I started reading the book with gusto and expectation. I had heard a lot about this Argentina born, Chilean citizen who had grown up in the United States of America and now lives in Chile ‘whenever possible.’ Then the book itself is about the Chilean socialist and democratic revoultion of September 1973. Salvador Allende, the Socialist President who came to power by democratic means and whose rule within weeks was overturned by the military Junta supported by the United States and much of the ‘civilized world’. Dorfman was supporter of Allende. Allende himself, as is well- known, preferred to die a heroic death defying the upstart Chilean army- he was the stuff that legends are made of.

But the novel was somewhat of a letdown, and despite my grim determination to read through the novel, and many years after I renounced another novel midway- The Satanic Verses by Rushdie whom I admire as much as I do Dorfman. Like the Verses, the Last Song is allegorical, and is populated by a number of characters that defy space and time and a lot of rationality besides. The main theme of the novel is that a number of babies in their mothers’ wombs decide not to be born till the world is worth living. There is Grandfather who joins in with the babies, apparently he is able to be their contemporary by his ability to live in nostalgia. Then there are characters who find documents from the time of Pinochet’s regime ten thousand years henceforth and try to construct a historical record of the period.

Also in the bovel is a character called Carl Barks, evidently the opposite of Karl Marx. He is a cartoonist from the Walt Disney corporation and is hired by the Pinochet regime to create the image of the contemporary Chilean man. Obviously, as a caricature.

The novel brims with ideas and creative techniques, except that there are just too many of them and the novel seems to jump across them without seeming to tie the threads together.

I found the maze undecipherable and too stressful even for my not so limited patience. I spend a number of months trying to persist in reading a work- fiction or otherwise- if required, but finally, as I was mid- flight to San Francisco, and gazed down at miles after miles of the ravines in New Mexico and the deserts of Nevada, I gave up.

May be I will return to the novel again.

On the theme, however, I found ‘In Chile by the Night’ by Roberto Bolano a far better, simpler and enjoyable read. I didn’t review the novel then, and you may be referred to the amazon site for the same.

The Lesser Known Classics

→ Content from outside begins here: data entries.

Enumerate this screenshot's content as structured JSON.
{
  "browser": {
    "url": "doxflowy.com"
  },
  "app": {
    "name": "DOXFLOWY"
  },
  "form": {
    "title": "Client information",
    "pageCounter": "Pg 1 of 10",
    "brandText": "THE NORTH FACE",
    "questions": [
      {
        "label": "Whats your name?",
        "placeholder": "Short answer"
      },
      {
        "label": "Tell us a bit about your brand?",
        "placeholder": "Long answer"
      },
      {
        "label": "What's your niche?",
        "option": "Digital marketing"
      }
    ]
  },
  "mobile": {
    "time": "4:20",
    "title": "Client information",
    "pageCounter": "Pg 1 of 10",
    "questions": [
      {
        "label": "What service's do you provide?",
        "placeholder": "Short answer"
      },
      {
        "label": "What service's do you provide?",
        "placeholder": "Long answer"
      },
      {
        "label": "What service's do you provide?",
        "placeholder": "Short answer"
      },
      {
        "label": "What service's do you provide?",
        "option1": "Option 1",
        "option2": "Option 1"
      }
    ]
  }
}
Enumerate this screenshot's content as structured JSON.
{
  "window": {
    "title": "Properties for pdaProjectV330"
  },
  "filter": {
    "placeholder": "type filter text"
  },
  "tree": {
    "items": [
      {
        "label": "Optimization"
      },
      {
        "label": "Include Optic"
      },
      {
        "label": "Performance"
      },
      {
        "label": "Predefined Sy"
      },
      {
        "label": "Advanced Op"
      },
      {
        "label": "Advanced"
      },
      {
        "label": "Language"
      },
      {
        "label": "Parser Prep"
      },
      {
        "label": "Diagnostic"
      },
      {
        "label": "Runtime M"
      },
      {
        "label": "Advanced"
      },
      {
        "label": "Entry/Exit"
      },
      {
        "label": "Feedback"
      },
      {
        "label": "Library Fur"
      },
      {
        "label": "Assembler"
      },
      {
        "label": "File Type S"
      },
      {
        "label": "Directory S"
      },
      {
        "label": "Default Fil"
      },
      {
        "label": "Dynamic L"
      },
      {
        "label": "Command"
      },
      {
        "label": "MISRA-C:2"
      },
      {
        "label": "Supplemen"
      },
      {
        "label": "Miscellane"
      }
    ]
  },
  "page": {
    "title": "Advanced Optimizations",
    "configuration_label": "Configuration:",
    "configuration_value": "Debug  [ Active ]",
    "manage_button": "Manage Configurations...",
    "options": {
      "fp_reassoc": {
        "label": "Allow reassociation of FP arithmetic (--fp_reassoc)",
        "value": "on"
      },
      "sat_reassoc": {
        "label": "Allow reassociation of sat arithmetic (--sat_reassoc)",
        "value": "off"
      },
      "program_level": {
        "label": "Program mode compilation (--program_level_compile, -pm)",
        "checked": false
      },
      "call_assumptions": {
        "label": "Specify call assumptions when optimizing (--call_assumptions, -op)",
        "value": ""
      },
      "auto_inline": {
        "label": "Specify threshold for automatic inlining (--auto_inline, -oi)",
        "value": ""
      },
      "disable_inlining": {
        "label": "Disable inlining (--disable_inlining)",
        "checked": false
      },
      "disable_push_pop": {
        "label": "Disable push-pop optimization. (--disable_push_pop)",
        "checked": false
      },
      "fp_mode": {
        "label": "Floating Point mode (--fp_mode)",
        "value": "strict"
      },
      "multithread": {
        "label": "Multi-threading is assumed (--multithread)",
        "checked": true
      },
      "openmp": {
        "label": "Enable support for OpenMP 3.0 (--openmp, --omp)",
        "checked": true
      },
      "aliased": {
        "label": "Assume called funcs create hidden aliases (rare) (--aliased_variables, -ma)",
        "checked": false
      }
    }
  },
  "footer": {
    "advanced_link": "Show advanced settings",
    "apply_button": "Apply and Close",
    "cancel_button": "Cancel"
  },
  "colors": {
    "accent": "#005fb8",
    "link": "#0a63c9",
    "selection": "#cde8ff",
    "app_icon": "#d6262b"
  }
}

Some of the best books that I feel I have ever read happen to be some of the lesser known books and I have often wondered why they are not as well known and read more extensively. Perhaps it has to do much more with the mood of the times, the acceptance of certain ideas and a host of other factors.

I have without doubt enjoyed the great classics as well- ‘War and Peace’, ‘The Brothers Karamazov’, ‘Swann’s Way’, ‘One Hundred Years of Solitude’ et al. But I have been equally mesmerized by others, perhaps I will write about them in more detail later, but here is a quick list of such books:

The Real Life of Alejandra Mayta by Mario Vargas Llosa
Life and Fate by Vasili Grossman
The War of the End of the World by Mario Vargas Llosa
The Story Teller- again by MVL,
Embers by Sandor Marai
The Leopard by de Lampedusa

In my view Llosa is a writer still largely and unfairly ignored by the English reading public

There area few others too, like the recently resurrected Andrei Platonov (The Foundation Pit, Soul and Happy Moscow). However, unlike the more specialized interest that Platonov may hold, the ones listed above surely carry more universal theme and significance.